PreS-Gr 1—A young girl names all her favorite things as she joyfully lives out her days. "This is my favorite mud…my favorite rain." Other treasured objects include a worm and a paper boat. Mostly, the girl loves these things because they are what she is experiencing in the moment. For example, of the several holes she's dug, her favorite is "the one [she] is digging" now. Her favorite cloud is the one she's watching. But the child's favorite "now" of all is the one she is enjoying as she reads a book with her mom. Depicted in flat paintings outlined in thick ink and digitally colored, the illustrations sometimes depict just parts of the narrator. For instance, only her legs and feet are shown as they squelch in her favorite mud. Just her hands reach up from the bottom of the page, revealing her favorite worm. A striking, larger-than-life image in a spread (and on the cover) shows the girl holding a red leaf in front of her face. Portis uses color brilliantly, matching the youngster's clothing to the scenes and objects around her: the pale blue of the wind echoed in her skirt and top, brown striped pants above mud-covered feet, two-toned green shirt and pants matching the two shades of her favorite tree. VERDICT This childlike ode to the delights of living each moment to the fullest is an absolute charmer and, like Portis's Wait, may even encourage adults to notice and relish the world around them. An essential purchase for group and individual sharing.—Marianne Saccardi, Children's Literature Consultant, Cambridge, MA
FIVE STARRED REVIEWS FOR NOW!
*"Portis perfectly captures how children experience the world, the immediacy and magic of it all; exuberant and quiet, simple and complex, and extremely satisfying." - Kirkus Review, starred review
*"Thoughtful without being preachy and meditative without being boring, Now should prove to be a favorite for today―and well into the future."―Horn Book, starred review
*"This childlike ode to the delights of living each moment to the fullest is an absolute charmer and, like Portis’s Wait, may even encourage adults to notice and relish the world around them. An essential purchase for group and individual sharing."―School Library Journal, starred review
*"Sweet, charming and destined to be a favorite."―Shelf Awareness, starred review
*"Cozy and subtly profound, this is perfect for one-on-one sharing."―Booklist, starred review
Top customer reviews
There was a problem filtering reviews right now. Please try again later.
The book is pure simplicity with its concept and the art. The concept is used throughout the book, the writing straight forward and also celebrating something deeper too. It’s about a connection to the present moment and a joy in just spending time doing exactly what you are doing and loving it.
The art of the picture book also speaks to the connection with the now. Done in thick lines and rich matte colors, the illustrations show the playful nature of simple pleasures in life.

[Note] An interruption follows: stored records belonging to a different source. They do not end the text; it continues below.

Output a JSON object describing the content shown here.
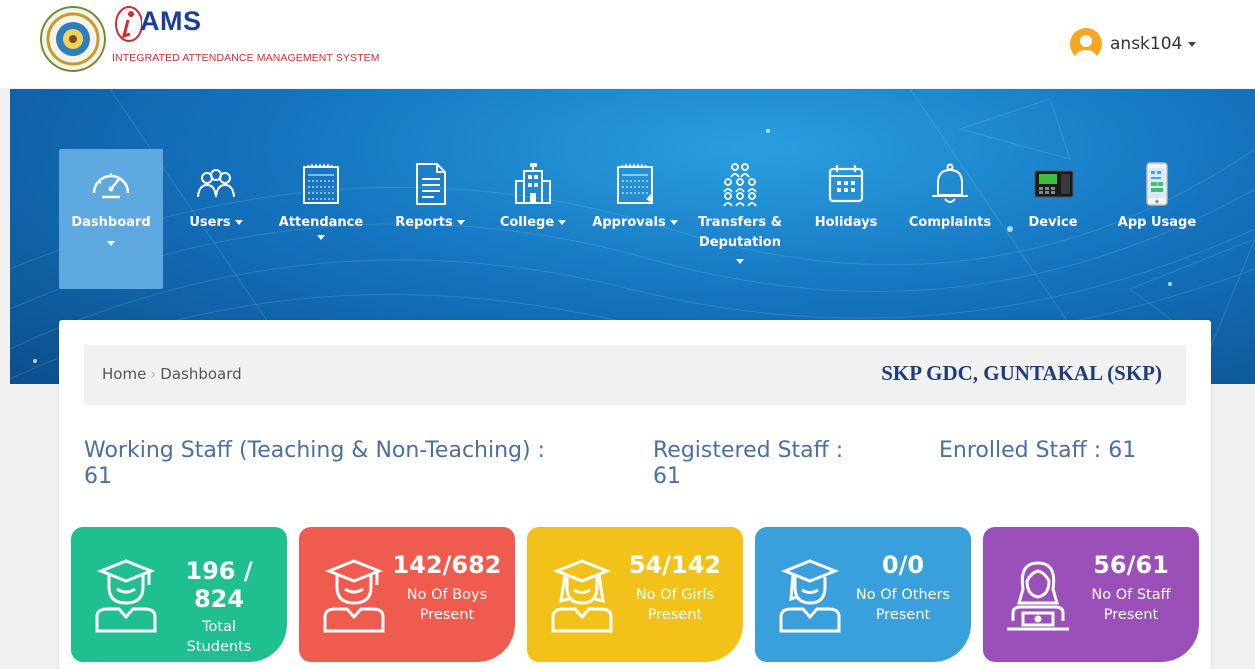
{
  "header": {
    "brand_name": "AMS",
    "brand_subtitle": "INTEGRATED ATTENDANCE MANAGEMENT SYSTEM",
    "username": "ansk104"
  },
  "nav": {
    "items": [
      {
        "label": "Dashboard",
        "icon": "speedometer-icon",
        "active": true
      },
      {
        "label": "Users",
        "icon": "users-icon"
      },
      {
        "label": "Attendance",
        "icon": "calendar-notebook-icon"
      },
      {
        "label": "Reports",
        "icon": "document-icon"
      },
      {
        "label": "College",
        "icon": "building-icon"
      },
      {
        "label": "Approvals",
        "icon": "notebook-icon"
      },
      {
        "label_line1": "Transfers &",
        "label_line2": "Deputation",
        "icon": "people-group-icon"
      },
      {
        "label": "Holidays",
        "icon": "calendar-icon"
      },
      {
        "label": "Complaints",
        "icon": "bell-icon"
      },
      {
        "label": "Device",
        "icon": "biometric-device-icon"
      },
      {
        "label": "App Usage",
        "icon": "mobile-phone-icon"
      }
    ]
  },
  "breadcrumb": {
    "home": "Home",
    "current": "Dashboard"
  },
  "college_name": "SKP GDC, GUNTAKAL (SKP)",
  "stats": {
    "working_label": "Working Staff (Teaching & Non-Teaching) :",
    "working_value": "61",
    "registered_label": "Registered Staff :",
    "registered_value": "61",
    "enrolled_label": "Enrolled Staff : 61"
  },
  "tiles": [
    {
      "line1": "196 /",
      "line2": "824",
      "desc1": "Total",
      "desc2": "Students",
      "color": "#1fbf8f"
    },
    {
      "line1": "142/682",
      "desc1": "No Of Boys",
      "desc2": "Present",
      "color": "#ef5b4f"
    },
    {
      "line1": "54/142",
      "desc1": "No Of Girls",
      "desc2": "Present",
      "color": "#f2c21a"
    },
    {
      "line1": "0/0",
      "desc1": "No Of Others",
      "desc2": "Present",
      "color": "#3aa0dc"
    },
    {
      "line1": "56/61",
      "desc1": "No Of Staff",
      "desc2": "Present",
      "color": "#9b4fb8"
    }
  ]
}
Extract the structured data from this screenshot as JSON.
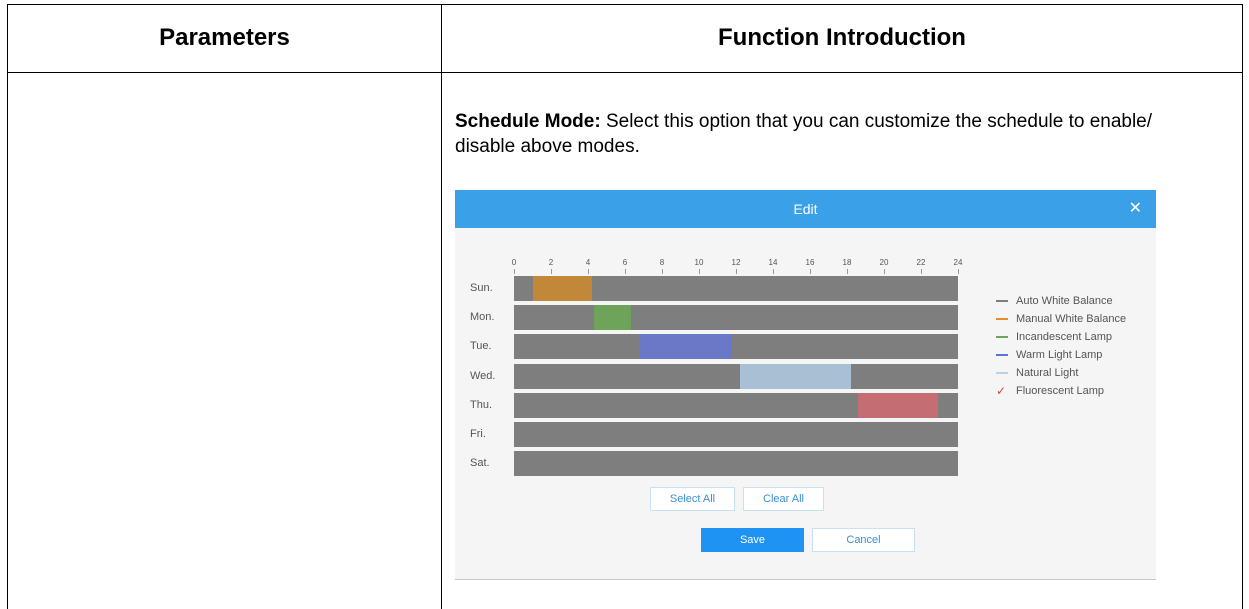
{
  "table": {
    "headers": [
      "Parameters",
      "Function Introduction"
    ]
  },
  "intro": {
    "label": "Schedule Mode:",
    "text": " Select this option that you can customize the schedule to enable/ disable above modes."
  },
  "dialog": {
    "title": "Edit",
    "close_icon": "close-icon",
    "tick_labels": [
      "0",
      "2",
      "4",
      "6",
      "8",
      "10",
      "12",
      "14",
      "16",
      "18",
      "20",
      "22",
      "24"
    ],
    "days": [
      "Sun.",
      "Mon.",
      "Tue.",
      "Wed.",
      "Thu.",
      "Fri.",
      "Sat."
    ],
    "schedule": [
      [
        {
          "start": 1,
          "end": 4.2,
          "color": "#c08838"
        }
      ],
      [
        {
          "start": 4.3,
          "end": 6.3,
          "color": "#6ea35a"
        }
      ],
      [
        {
          "start": 6.8,
          "end": 11.8,
          "color": "#6979c8"
        }
      ],
      [
        {
          "start": 12.2,
          "end": 18.2,
          "color": "#a9bfd3"
        }
      ],
      [
        {
          "start": 18.6,
          "end": 22.9,
          "color": "#c46e74"
        }
      ],
      [],
      []
    ],
    "legend": [
      {
        "label": "Auto White Balance",
        "color": "#7e7e7e",
        "selected": false
      },
      {
        "label": "Manual White Balance",
        "color": "#e58d2b",
        "selected": false
      },
      {
        "label": "Incandescent Lamp",
        "color": "#6ea35a",
        "selected": false
      },
      {
        "label": "Warm Light Lamp",
        "color": "#5b73d8",
        "selected": false
      },
      {
        "label": "Natural Light",
        "color": "#b8d0e8",
        "selected": false
      },
      {
        "label": "Fluorescent Lamp",
        "color": "#e04040",
        "selected": true
      }
    ],
    "buttons": {
      "select_all": "Select All",
      "clear_all": "Clear All",
      "save": "Save",
      "cancel": "Cancel"
    }
  }
}
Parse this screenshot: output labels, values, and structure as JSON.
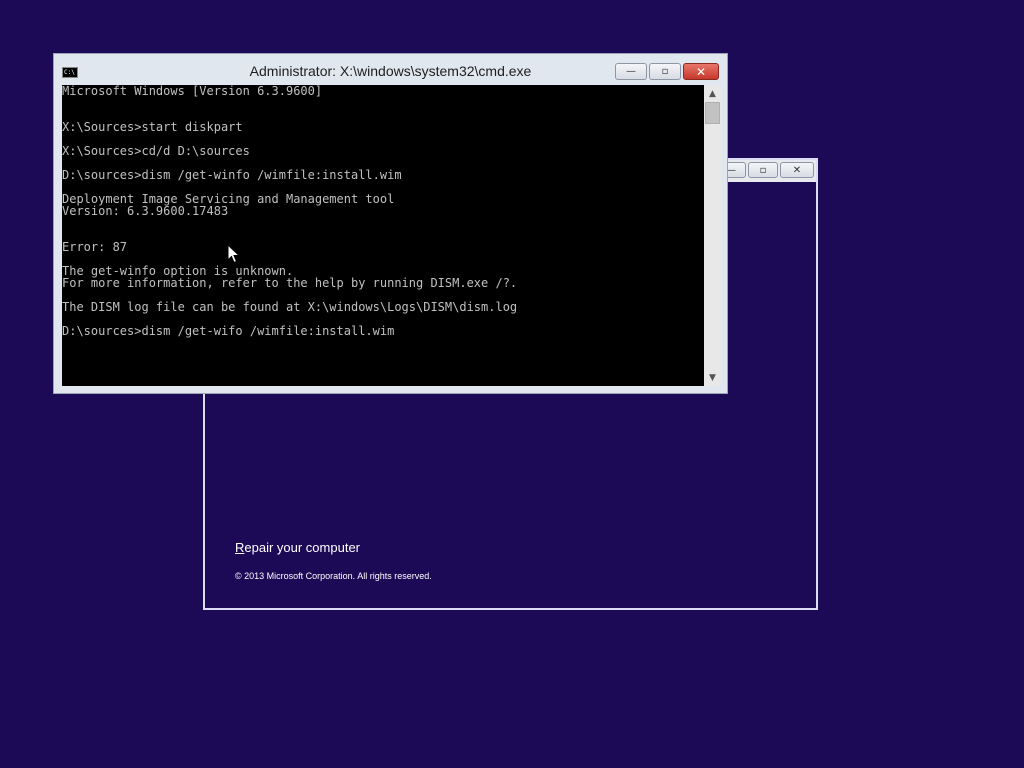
{
  "setup_window": {
    "repair_link_accesskey": "R",
    "repair_link_rest": "epair your computer",
    "copyright": "© 2013 Microsoft Corporation. All rights reserved.",
    "buttons": {
      "minimize": "—",
      "restore": "▫",
      "close": "✕"
    }
  },
  "cmd_window": {
    "title": "Administrator: X:\\windows\\system32\\cmd.exe",
    "icon_text": "C:\\",
    "buttons": {
      "minimize": "—",
      "restore": "▫",
      "close": "✕"
    },
    "console_lines": [
      "Microsoft Windows [Version 6.3.9600]",
      "",
      "",
      "X:\\Sources>start diskpart",
      "",
      "X:\\Sources>cd/d D:\\sources",
      "",
      "D:\\sources>dism /get-winfo /wimfile:install.wim",
      "",
      "Deployment Image Servicing and Management tool",
      "Version: 6.3.9600.17483",
      "",
      "",
      "Error: 87",
      "",
      "The get-winfo option is unknown.",
      "For more information, refer to the help by running DISM.exe /?.",
      "",
      "The DISM log file can be found at X:\\windows\\Logs\\DISM\\dism.log",
      "",
      "D:\\sources>dism /get-wifo /wimfile:install.wim"
    ],
    "scroll_up": "▲",
    "scroll_down": "▼"
  },
  "colors": {
    "desktop": "#1c0a57",
    "console_bg": "#000000",
    "console_fg": "#c0c0c0"
  }
}
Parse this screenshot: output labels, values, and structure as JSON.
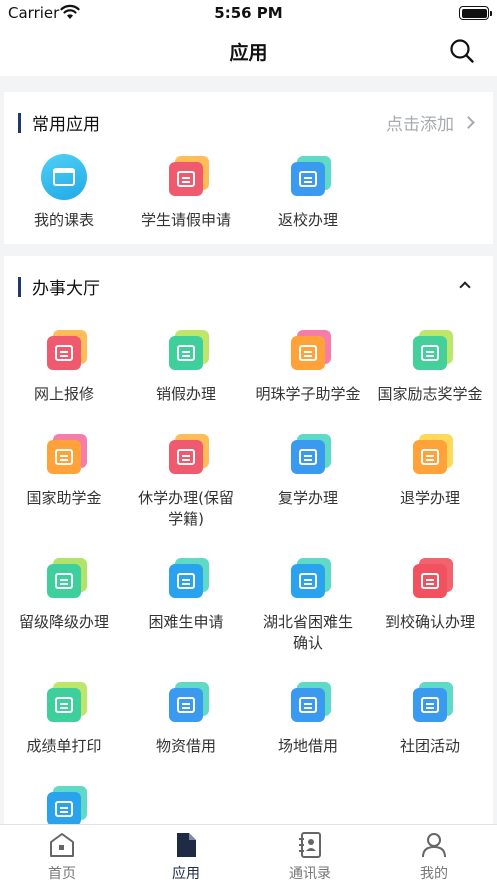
{
  "status": {
    "carrier": "Carrier",
    "time": "5:56 PM"
  },
  "nav": {
    "title": "应用"
  },
  "common": {
    "title": "常用应用",
    "action": "点击添加",
    "apps": [
      {
        "label": "我的课表",
        "icon": "calendar-icon"
      },
      {
        "label": "学生请假申请",
        "icon": "leave-request-icon"
      },
      {
        "label": "返校办理",
        "icon": "return-school-icon"
      }
    ]
  },
  "hall": {
    "title": "办事大厅",
    "apps": [
      {
        "label": "网上报修",
        "icon": "repair-icon",
        "color": "#f05a6e",
        "back": "#ffb648"
      },
      {
        "label": "销假办理",
        "icon": "leave-cancel-icon",
        "color": "#3fcf9d",
        "back": "#b6e35a"
      },
      {
        "label": "明珠学子助学金",
        "icon": "money-bag-icon",
        "color": "#ffa23a",
        "back": "#f56ea0"
      },
      {
        "label": "国家励志奖学金",
        "icon": "money-bag-icon",
        "color": "#43d09a",
        "back": "#b6e35a"
      },
      {
        "label": "国家助学金",
        "icon": "money-bag-icon",
        "color": "#ffa23a",
        "back": "#f56ea0"
      },
      {
        "label": "休学办理(保留学籍)",
        "icon": "suspend-icon",
        "color": "#f05a6e",
        "back": "#ffb648"
      },
      {
        "label": "复学办理",
        "icon": "resume-icon",
        "color": "#3a9af0",
        "back": "#4dd6c0"
      },
      {
        "label": "退学办理",
        "icon": "withdraw-icon",
        "color": "#ffa23a",
        "back": "#ffd548"
      },
      {
        "label": "留级降级办理",
        "icon": "repeat-grade-icon",
        "color": "#3fcf9d",
        "back": "#a8e05a"
      },
      {
        "label": "困难生申请",
        "icon": "hardship-icon",
        "color": "#2aa3ee",
        "back": "#4dd6c0"
      },
      {
        "label": "湖北省困难生确认",
        "icon": "hardship-confirm-icon",
        "color": "#2aa3ee",
        "back": "#4dd6c0"
      },
      {
        "label": "到校确认办理",
        "icon": "arrival-confirm-icon",
        "color": "#f0535f",
        "back": "#f0535f"
      },
      {
        "label": "成绩单打印",
        "icon": "transcript-icon",
        "color": "#3fcf9d",
        "back": "#b6e35a"
      },
      {
        "label": "物资借用",
        "icon": "clipboard-icon",
        "color": "#3a9af0",
        "back": "#4dd6c0"
      },
      {
        "label": "场地借用",
        "icon": "venue-icon",
        "color": "#3a9af0",
        "back": "#4dd6c0"
      },
      {
        "label": "社团活动",
        "icon": "club-icon",
        "color": "#3a9af0",
        "back": "#4dd6c0"
      },
      {
        "label": "",
        "icon": "user-card-icon",
        "color": "#2aa3ee",
        "back": "#4dd6c0"
      }
    ]
  },
  "tabs": [
    {
      "label": "首页",
      "icon": "home-icon"
    },
    {
      "label": "应用",
      "icon": "document-icon",
      "active": true
    },
    {
      "label": "通讯录",
      "icon": "contacts-icon"
    },
    {
      "label": "我的",
      "icon": "person-icon"
    }
  ]
}
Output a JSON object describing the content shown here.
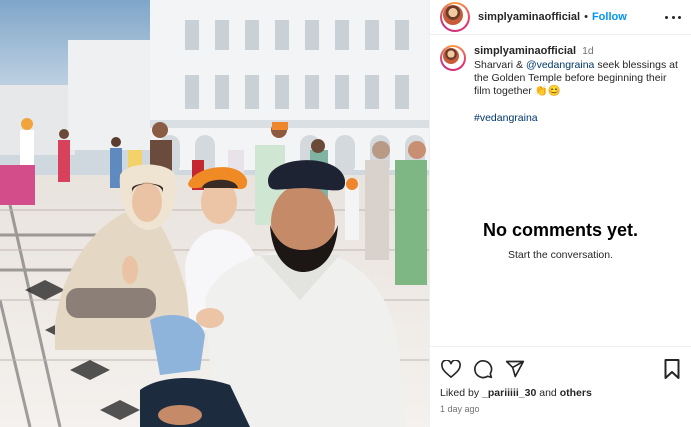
{
  "header": {
    "username": "simplyaminaofficial",
    "separator": "•",
    "follow_label": "Follow"
  },
  "caption": {
    "username": "simplyaminaofficial",
    "time": "1d",
    "text_part1": "Sharvari & ",
    "mention": "@vedangraina",
    "text_part2": " seek blessings at the Golden Temple before beginning their film together ",
    "emojis": "👏😊",
    "hashtag": "#vedangraina"
  },
  "comments": {
    "empty_title": "No comments yet.",
    "empty_subtitle": "Start the conversation."
  },
  "actions": {
    "icons": [
      "heart-icon",
      "comment-icon",
      "share-icon",
      "bookmark-icon"
    ],
    "liked_by_prefix": "Liked by ",
    "liked_by_user": "_pariiiii_30",
    "liked_by_middle": " and ",
    "liked_by_others": "others",
    "time_ago": "1 day ago"
  },
  "colors": {
    "accent": "#0095f6",
    "link": "#00376b",
    "muted": "#737373"
  }
}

Perfect for those of us who love the book we are reading right now most of all, this picture book is about simple pleasures and enjoying the current moment fully. Appropriate for ages 3-5.
Read this and then listen to the Rogers & Hammerstein song "These Are a Few of My Favorite Things," they go together quite well. The book reminds us to take pleasure in the small delights that can be found in the world. I can see why this book is being tossed around as a possible Caldecott contender. The illustrations are bold and bright, but also simple and Portis does a lot with unique perspectives. If you're having a bad day, or know a little one having a bad day. Pick this up and brainstorm some favorites you can find. I guarantee it'll brighten your day.